A word of advice to Atlanta Braves fans: Quit watching the scoreboard.
Quit worrying about what the Washington Nationals are doing, because they're breaking the Braves' hearts almost nightly.
For proof we give you two recent Nats wins. The first came last Saturday night when the pesky Gnats -- as Braves Nation must surely view them -- scored six runs in the bottom of the eighth inning to turn a probable 6-4 loss against the Marlins into a 10-7 win.
Only it's actually worse when you examine it more closely. Marlins reliever Mike Dunn dropped a toss from first baseman Carlos Lee for what should have been the second out of the inning with no runs yet across.
"Nine out of 10 times or 10 out of 10 times, he's going to make that play," Marlins starter Mark Buehrle said of Dunn's drop. "Unfortunately, he didn't. That pretty much cost us the game."
Now fast-forward to Monday night at Houston, the Nationals having blown a lead against the Dis-Astros, arguably the worst team in baseball. Benefiting from a dropped bunt that ultimately produced two errors on the same play in the 11th inning, the Nationals won 5-4 after blowing a 4-1 lead.
"It doesn't always have to be pretty," Washington manager Davey Johnson said. "We bent a lot, but we didn't break."
Having won 13 of their past 16 heading into Tuesday night's game at Houston, the Nationals are on the kind of surge that could easily break the Braves' spirit, even though Atlanta remains neck-and-neck with Pittsburgh and St. Louis for the final National League wild-card spot.
The Braves won 11 of 16 in that same stretch and still fell two games further behind the Gnats in the NL East standings.
And that was before Atlanta's 3-0 loss to the Phillies on Tuesday night.

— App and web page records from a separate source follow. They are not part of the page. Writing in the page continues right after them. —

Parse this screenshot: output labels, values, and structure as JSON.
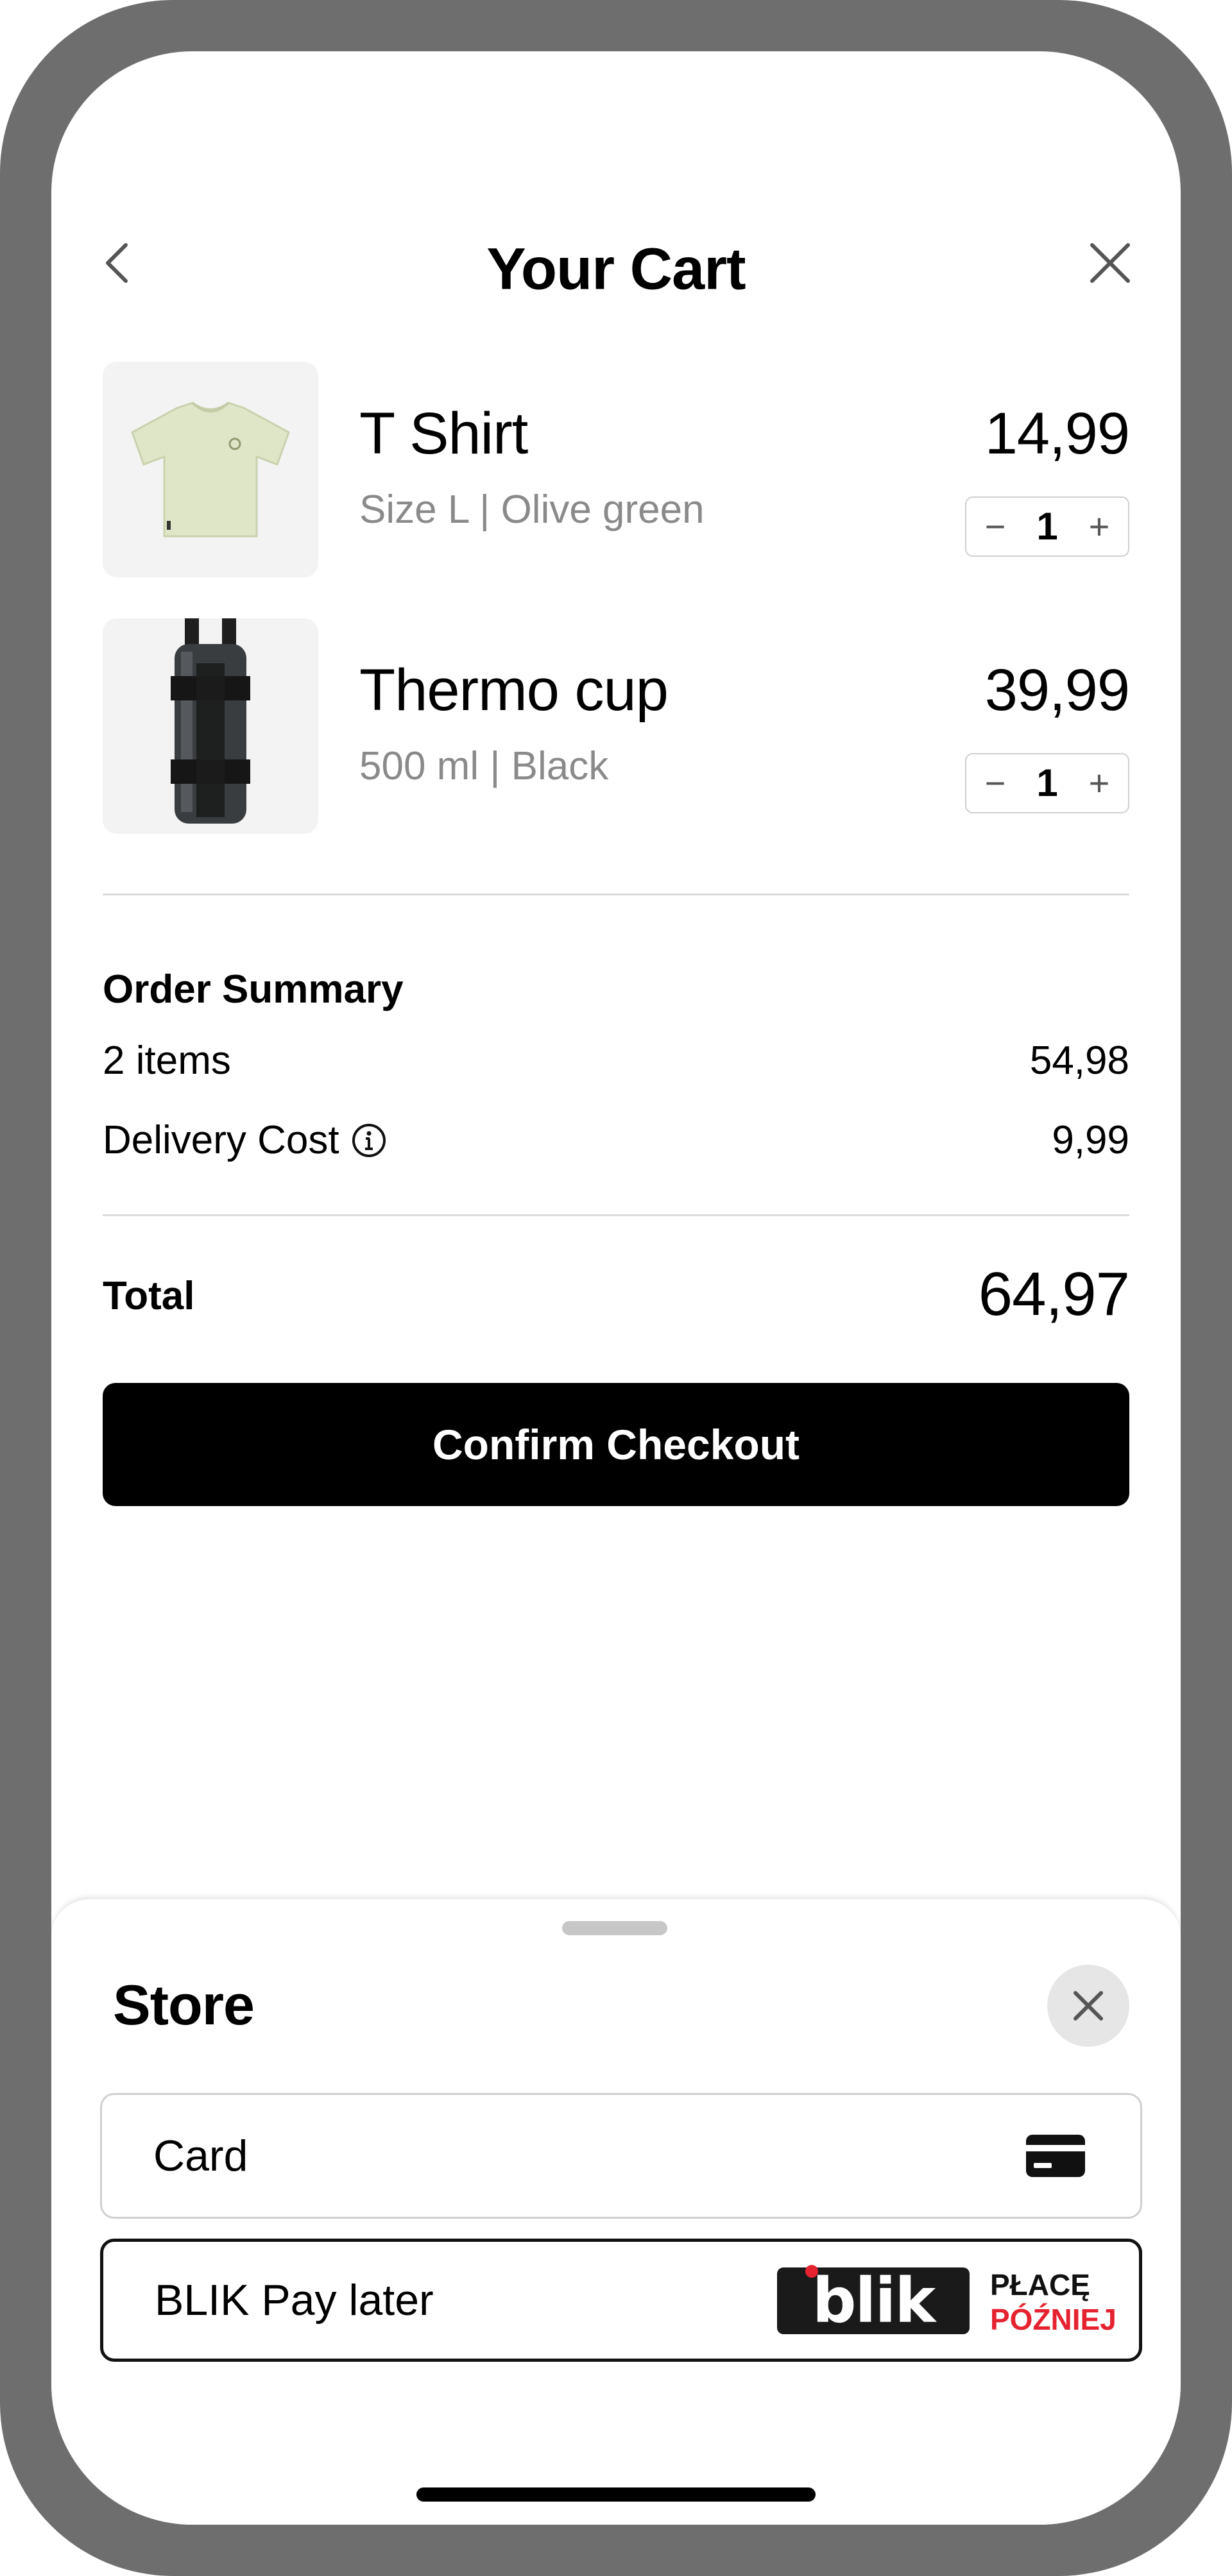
{
  "header": {
    "title": "Your Cart"
  },
  "cart": {
    "items": [
      {
        "name": "T Shirt",
        "details": "Size L | Olive green",
        "price": "14,99",
        "quantity": "1",
        "decrement": "−",
        "increment": "+"
      },
      {
        "name": "Thermo cup",
        "details": "500 ml | Black",
        "price": "39,99",
        "quantity": "1",
        "decrement": "−",
        "increment": "+"
      }
    ]
  },
  "summary": {
    "title": "Order Summary",
    "items_label": "2 items",
    "items_value": "54,98",
    "delivery_label": "Delivery Cost",
    "delivery_value": "9,99",
    "total_label": "Total",
    "total_value": "64,97"
  },
  "checkout_button": "Confirm Checkout",
  "sheet": {
    "title": "Store",
    "options": [
      {
        "label": "Card",
        "icon": "credit-card-icon"
      },
      {
        "label": "BLIK Pay later",
        "logo_text": "blik",
        "badge_line1": "PŁACĘ",
        "badge_line2": "PÓŹNIEJ"
      }
    ]
  },
  "colors": {
    "frame": "#6e6e6e",
    "primary_button": "#000000",
    "blik_red": "#e5222f",
    "muted_text": "#8a8a8a"
  }
}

But to look inside those previous 16 games from each team before Tuesday is also to see why Braves Nation may have nothing to worry about down the stretch.
It all begins with pitching, long Atlanta's calling card. In those 11 victories, the Braves surrendered a grand total of 17 runs. They scored 62. That averages out to a winning score of 5.6 to 1.5. You can't dominate from the mound much more than that.
By contrast, the Nationals' 13 wins have come by an average score of 6.5 to 3.0, which certainly screams of postseason promise but isn't quite as impressive on the runs-allowed column as 1.5.
Pitching still wins championships more times than not, and that difference of 1.5 runs allowed could prove telling in the final eight weeks of the season.
Beyond that, the Braves are doing it without a strong Cy Young candidate, although recent acquisition Ben Sheets already is 4-1 with a 1.41 earned run average.This entire unsung staff led by Tim Hudson is starting to pitch like the 1969 Mets, 1988 Dodgers or 2010 Giants, probable winners in any game they score at least three runs.
In fact, Sheets may be only the second most efficient Braves starter if manager Fredi Gonzalez follows through with his notion to keep Kris Medlen in a six-man rotation should Tommy Hanson return from the disabled list on Aug. 15 as expected.
Over his last 18 starts, Medlen has gone 7-0 with a 3.62 ERA, the Braves winning 16 of those games, including 13 in a row since May 29, 2010.
Finally, and perhaps most importantly, retiring Braves third baseman Chipper Jones gives Atlanta the one component Washington can't match -- a proven clutch hitter when the stakes are highest.
This is not to say there isn't something magical about these Gnats. In fact, go back 21 years and they could easily be those '91 Braves, arguably the greatest worst-to-first story in National League history.
Washington doesn't seem the equal of Atlanta on paper, but it has won eight of 12 meetings to date between the two clubs. And just like those '91 Braves, these Gnats can both chug and charm, their wins touched as much by pixie dust as true grit.
"It's a tight race," Washington star rookie Bryce Harper said this past weekend. "The Braves are playing well; we're playing well. We win; they win. It's going to be tough to keep it going. [But] we're a fun team and we love to win."
With stories such as Chipper's retirement, Sheets' rebirth and Medlen's versatility, Atlanta is a fun team, too. Now it just has to hope the Nationals begin losing enough for anyone beyond Braves Nation to have reason to notice.
Contact Mark Wiedmer at firstname.lastname@example.org or 423-757-6273.